• _RECORDS SUPPLIED_:

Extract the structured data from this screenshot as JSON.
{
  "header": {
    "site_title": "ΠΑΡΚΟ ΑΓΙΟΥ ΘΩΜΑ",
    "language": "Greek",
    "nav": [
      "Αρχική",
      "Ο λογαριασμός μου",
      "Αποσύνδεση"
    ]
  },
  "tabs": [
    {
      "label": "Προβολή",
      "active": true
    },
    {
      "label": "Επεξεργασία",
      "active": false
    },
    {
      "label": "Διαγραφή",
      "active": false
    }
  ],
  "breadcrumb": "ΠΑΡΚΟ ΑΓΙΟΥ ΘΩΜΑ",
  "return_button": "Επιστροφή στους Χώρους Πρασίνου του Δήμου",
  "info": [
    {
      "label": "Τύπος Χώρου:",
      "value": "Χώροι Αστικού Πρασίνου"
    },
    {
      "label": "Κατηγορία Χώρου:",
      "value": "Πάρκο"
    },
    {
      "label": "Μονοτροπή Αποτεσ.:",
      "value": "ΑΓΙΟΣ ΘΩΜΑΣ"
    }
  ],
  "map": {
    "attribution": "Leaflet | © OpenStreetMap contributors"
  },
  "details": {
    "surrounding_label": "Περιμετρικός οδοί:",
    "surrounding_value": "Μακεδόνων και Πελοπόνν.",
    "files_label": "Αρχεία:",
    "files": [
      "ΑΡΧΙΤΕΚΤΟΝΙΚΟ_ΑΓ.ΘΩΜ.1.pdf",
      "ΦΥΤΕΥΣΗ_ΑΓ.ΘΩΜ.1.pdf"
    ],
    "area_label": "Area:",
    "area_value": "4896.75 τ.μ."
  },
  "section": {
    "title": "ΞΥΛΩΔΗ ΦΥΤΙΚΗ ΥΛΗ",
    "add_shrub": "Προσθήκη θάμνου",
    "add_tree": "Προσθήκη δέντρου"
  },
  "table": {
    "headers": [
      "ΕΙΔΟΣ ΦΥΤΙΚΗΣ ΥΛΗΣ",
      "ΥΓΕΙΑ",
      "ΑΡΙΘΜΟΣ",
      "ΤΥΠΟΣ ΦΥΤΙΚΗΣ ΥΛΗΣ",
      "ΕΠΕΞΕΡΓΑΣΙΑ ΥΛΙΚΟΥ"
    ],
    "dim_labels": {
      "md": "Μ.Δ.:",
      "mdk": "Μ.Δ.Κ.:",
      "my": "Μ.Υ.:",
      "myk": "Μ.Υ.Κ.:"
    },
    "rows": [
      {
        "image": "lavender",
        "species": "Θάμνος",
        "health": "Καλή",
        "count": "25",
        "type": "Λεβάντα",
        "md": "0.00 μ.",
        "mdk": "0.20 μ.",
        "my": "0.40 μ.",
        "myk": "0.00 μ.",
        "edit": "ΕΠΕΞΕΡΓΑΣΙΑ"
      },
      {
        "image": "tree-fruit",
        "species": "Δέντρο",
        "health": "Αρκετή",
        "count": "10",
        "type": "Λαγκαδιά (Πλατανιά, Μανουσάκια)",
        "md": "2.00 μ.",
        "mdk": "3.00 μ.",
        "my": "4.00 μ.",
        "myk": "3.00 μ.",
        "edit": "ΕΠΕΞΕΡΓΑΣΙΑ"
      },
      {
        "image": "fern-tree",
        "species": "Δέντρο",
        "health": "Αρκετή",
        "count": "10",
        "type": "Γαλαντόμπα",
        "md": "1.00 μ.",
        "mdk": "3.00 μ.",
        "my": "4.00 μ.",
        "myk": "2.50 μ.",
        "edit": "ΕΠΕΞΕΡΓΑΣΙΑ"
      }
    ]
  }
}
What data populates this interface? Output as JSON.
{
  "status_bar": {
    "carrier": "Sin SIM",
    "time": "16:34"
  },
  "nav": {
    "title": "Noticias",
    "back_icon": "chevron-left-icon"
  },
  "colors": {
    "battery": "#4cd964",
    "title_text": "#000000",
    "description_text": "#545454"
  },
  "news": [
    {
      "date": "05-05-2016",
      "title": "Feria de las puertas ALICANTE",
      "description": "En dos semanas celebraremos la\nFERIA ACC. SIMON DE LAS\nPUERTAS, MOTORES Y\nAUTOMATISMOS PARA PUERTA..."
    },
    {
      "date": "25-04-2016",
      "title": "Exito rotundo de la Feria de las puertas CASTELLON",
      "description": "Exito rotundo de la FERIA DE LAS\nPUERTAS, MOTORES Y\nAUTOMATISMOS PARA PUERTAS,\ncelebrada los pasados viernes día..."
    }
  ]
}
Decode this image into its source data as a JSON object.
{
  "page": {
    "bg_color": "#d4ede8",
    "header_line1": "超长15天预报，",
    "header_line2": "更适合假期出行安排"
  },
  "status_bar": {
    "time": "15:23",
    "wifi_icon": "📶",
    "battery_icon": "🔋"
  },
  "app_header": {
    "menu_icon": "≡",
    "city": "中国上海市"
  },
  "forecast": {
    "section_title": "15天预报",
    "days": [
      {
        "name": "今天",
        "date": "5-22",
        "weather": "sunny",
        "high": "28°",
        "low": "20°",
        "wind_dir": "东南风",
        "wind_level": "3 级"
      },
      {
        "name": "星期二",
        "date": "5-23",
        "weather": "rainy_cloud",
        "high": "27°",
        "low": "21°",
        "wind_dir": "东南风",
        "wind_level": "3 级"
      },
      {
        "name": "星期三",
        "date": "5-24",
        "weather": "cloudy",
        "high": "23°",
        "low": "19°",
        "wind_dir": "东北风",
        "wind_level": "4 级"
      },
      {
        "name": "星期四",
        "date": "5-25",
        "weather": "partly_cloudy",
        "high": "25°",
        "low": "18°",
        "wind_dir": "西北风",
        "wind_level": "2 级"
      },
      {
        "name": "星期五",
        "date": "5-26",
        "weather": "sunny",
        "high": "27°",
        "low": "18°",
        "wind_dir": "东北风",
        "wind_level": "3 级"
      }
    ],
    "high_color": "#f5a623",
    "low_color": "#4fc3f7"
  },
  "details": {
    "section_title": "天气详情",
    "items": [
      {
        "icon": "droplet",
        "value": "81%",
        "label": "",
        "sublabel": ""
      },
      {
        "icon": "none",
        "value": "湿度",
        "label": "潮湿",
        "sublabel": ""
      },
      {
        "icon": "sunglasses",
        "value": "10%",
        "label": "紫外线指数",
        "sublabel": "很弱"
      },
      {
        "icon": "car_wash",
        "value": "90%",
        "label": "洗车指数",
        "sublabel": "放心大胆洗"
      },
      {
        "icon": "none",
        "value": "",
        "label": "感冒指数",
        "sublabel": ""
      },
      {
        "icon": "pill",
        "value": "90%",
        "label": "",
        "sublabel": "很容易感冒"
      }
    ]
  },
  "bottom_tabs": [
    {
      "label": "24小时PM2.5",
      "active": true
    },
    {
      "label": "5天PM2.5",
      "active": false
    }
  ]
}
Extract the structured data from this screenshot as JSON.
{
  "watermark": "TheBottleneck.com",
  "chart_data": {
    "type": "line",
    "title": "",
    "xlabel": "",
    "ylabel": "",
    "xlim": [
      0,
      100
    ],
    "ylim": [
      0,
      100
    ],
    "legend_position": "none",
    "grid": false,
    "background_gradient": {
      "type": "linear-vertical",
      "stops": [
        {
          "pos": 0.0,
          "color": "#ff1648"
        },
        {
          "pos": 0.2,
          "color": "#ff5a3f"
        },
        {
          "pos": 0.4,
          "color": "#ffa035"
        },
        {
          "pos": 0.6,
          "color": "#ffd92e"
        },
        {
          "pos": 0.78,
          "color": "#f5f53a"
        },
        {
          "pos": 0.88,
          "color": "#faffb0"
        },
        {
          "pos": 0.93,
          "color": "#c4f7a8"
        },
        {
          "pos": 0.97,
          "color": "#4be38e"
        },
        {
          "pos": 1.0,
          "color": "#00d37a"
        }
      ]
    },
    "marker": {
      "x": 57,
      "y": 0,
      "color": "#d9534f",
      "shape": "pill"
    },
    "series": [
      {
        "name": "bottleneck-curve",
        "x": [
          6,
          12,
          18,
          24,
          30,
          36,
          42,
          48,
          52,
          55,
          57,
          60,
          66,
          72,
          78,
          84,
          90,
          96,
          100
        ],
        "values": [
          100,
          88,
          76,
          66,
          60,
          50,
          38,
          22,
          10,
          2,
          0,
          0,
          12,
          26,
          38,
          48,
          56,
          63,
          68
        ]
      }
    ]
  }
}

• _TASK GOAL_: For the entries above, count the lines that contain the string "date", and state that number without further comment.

• _EXERCISE OUTPUT_: 7